# PROBLEM DESCRIPTION:
The answer must be a single number: the count of lines below that contain the string "true".

___ INPUT FOR THIS TASK ___

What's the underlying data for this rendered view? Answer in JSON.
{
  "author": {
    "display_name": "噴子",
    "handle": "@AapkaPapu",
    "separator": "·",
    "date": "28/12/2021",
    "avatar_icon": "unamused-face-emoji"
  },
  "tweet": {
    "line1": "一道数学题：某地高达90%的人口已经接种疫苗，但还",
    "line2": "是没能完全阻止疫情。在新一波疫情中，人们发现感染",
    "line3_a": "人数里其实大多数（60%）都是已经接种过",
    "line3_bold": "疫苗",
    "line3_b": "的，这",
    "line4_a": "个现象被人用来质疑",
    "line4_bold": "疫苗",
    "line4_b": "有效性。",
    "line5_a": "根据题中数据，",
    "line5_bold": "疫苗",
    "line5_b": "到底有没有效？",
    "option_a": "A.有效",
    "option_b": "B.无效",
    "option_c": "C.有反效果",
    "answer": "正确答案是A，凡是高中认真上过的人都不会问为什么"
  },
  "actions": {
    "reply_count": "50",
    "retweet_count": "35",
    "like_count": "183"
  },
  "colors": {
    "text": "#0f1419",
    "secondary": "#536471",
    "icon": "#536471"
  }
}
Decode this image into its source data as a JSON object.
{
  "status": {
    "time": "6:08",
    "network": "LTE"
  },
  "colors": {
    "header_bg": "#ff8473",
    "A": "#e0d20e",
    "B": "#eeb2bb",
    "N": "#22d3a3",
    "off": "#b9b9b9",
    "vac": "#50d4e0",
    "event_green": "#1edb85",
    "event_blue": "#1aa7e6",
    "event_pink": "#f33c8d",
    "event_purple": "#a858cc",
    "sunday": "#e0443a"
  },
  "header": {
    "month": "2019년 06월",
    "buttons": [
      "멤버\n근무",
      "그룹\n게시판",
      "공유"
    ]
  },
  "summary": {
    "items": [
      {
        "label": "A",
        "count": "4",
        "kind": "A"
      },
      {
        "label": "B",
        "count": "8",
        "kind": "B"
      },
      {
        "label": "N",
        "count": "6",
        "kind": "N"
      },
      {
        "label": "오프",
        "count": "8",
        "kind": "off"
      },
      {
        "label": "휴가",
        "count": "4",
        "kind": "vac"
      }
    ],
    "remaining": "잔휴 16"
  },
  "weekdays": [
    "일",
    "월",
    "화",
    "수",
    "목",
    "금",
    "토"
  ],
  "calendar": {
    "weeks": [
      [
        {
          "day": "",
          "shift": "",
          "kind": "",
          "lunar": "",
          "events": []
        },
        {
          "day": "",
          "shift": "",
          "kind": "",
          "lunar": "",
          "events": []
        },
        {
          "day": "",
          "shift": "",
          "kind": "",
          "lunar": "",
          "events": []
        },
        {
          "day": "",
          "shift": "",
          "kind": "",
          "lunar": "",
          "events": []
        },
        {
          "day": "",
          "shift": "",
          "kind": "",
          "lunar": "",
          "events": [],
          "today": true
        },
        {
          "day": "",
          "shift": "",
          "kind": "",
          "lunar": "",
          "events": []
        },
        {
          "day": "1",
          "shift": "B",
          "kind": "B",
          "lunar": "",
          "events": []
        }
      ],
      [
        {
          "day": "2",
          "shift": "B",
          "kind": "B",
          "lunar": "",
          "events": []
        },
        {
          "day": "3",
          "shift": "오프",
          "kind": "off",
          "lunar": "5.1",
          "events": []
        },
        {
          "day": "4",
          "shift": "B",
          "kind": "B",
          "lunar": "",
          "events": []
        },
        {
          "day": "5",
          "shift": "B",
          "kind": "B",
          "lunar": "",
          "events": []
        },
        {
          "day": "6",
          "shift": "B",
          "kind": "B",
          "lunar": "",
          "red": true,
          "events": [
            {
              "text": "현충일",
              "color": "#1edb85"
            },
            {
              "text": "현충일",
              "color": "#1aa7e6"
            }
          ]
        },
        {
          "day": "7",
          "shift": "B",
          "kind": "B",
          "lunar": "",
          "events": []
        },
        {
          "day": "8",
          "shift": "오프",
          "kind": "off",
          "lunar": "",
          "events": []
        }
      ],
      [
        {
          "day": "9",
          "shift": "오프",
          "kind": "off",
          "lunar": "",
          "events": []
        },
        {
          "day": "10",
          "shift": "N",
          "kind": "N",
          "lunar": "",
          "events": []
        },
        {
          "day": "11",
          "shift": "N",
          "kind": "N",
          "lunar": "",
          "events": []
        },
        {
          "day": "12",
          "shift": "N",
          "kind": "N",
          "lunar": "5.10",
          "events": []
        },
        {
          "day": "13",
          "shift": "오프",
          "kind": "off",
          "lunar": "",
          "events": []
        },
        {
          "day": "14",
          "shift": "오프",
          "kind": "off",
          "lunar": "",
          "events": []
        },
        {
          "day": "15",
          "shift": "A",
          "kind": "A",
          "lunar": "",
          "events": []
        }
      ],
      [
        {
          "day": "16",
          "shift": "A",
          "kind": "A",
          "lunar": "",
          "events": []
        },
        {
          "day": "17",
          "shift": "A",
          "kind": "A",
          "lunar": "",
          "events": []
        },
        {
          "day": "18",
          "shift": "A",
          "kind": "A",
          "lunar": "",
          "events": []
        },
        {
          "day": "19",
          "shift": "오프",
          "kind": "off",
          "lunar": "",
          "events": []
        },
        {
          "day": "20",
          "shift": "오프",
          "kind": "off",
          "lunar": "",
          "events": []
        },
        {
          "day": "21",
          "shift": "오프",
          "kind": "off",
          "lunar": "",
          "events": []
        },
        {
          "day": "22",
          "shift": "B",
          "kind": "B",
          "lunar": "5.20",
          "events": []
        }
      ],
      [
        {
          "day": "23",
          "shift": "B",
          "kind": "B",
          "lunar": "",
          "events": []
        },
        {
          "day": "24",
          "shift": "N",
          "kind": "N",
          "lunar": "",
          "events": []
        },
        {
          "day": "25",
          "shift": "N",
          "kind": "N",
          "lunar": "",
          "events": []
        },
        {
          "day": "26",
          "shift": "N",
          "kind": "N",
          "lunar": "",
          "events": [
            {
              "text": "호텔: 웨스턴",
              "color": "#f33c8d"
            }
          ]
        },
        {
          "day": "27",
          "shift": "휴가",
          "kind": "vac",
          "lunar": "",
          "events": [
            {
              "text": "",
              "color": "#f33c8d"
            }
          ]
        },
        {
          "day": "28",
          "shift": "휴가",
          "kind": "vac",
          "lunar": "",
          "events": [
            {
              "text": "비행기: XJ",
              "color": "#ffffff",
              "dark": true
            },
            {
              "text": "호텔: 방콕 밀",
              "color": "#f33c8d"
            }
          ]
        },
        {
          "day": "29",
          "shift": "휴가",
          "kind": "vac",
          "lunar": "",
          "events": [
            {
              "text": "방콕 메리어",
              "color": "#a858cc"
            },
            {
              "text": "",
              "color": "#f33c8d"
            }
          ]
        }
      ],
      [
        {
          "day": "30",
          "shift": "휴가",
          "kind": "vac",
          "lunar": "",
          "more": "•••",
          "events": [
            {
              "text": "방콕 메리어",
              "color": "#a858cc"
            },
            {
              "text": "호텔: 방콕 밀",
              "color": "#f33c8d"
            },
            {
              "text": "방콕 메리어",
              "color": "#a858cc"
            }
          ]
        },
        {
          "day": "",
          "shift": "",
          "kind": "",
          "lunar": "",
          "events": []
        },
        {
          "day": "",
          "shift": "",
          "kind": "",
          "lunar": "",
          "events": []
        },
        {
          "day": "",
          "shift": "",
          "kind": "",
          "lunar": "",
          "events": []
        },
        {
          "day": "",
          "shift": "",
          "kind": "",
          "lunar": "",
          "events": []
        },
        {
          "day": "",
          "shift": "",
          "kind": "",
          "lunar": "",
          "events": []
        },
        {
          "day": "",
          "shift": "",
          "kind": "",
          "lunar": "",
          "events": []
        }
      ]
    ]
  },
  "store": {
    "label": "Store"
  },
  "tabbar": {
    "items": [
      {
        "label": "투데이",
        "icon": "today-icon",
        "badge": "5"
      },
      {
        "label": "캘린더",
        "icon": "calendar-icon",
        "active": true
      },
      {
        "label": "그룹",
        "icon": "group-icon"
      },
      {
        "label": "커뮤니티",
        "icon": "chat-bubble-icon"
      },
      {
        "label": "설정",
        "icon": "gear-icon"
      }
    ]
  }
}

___

# RESULT FOR THIS TASK:
4